Mo. Audit Questions Use Of Some Federal Money
JEFFERSON CITY, Mo. (AP) â Missouri Auditor Tom Schweich released a report Friday questioning some of the ways federal funds have been used in state programs.
The auditor's office compiles a report each year tracking the state's use of federal money. Missouri used $14.2 billion in federal funds during the 2011 budget, which includes about $1.8 billion of stimulus money â both totals are down from what the state used in 2010.
Among the costs to be questioned were at least $670,000 for utility assistance, expenses for a welfare program and some unemployment costs.
Funds from the Low-Income Home Energy Assistance Program flow through state government to community action agencies that distribute heating and cooling assistance to Missourians. The audit reported that the Human Development Corporation of Metropolitan St. Louis did not remit at least $669,704 to an energy supplier as required. The Missouri Department of Social Services made the payments using state funds from September 2011 to December 2011.
The Department of Social Services said it learned about financial problems at the Human Development Corporation of Metropolitan St. Louis early last year and did not allow it to participate in the utility assistance program during the current fiscal year. According to the audit, the organization filed for corporate dissolution in December, and a notice could be seen Friday on the organization's website stating that it had closed.
State officials said they have seized financial records and documents related to the federal grants. The Department of Social Services said it notified federal authorities and referred the issue to the Missouri attorney general's office.

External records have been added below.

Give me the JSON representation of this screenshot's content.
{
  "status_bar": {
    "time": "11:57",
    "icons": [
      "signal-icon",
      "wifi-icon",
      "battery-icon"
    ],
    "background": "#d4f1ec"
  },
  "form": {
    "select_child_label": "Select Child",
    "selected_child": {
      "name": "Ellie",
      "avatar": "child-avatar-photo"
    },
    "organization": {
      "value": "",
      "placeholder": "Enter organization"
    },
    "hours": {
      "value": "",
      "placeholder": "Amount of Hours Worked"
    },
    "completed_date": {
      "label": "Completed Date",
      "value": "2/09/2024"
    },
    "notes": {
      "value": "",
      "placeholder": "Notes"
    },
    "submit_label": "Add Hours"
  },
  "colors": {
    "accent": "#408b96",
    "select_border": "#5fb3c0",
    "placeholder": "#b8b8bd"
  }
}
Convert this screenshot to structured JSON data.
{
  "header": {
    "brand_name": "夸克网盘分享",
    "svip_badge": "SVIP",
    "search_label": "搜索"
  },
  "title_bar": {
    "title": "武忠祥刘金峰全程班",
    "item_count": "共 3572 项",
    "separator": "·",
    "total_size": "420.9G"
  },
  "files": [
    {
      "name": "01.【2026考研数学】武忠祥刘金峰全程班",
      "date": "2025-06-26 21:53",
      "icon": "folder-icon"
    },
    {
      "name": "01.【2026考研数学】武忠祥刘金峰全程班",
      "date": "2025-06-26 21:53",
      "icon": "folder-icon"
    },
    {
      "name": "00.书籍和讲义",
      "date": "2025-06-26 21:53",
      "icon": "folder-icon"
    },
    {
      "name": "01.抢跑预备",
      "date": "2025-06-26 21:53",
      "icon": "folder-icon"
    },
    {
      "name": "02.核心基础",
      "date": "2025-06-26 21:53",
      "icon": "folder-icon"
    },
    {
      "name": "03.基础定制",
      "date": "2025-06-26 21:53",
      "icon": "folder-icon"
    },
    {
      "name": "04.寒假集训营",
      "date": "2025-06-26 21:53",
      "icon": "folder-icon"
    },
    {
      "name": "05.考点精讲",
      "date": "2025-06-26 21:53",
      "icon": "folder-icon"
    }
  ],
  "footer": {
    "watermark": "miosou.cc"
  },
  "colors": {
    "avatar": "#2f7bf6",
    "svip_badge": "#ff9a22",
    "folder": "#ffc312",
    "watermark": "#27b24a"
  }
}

Besides the utility assistance, auditors also questioned $44.3 million in costs charged by the Department of Social Services to the federal government program Temporary Assistance for Needy Families. Auditors said the state agency claimed costs for foster care, adoption assistance and three scholarship programs that were not allowed. The report also said other education expenses wrongly were counted toward the state's minimum amount of spending necessary to continue receiving the federal payments.
The Department of Social Services said in a written response that it disagreed with the audit's findings.
Last year, Schweich also questioned $29.6 million in foster care, adoption and guardianship costs charged to Temporary Assistance for Needy Families. In response, the Department of Social Services said it disagreed with the findings but did not elaborate.
This year's audit also questioned some unemployment payments, stating that that computer programming errors led to $189,423 in overpayments. It recommended the state Department of Labor and Industrial Relations examine all computer programming changes to check for additional problems and be sure future programming changes are properly tested.
The state agency said it agreed with the finding.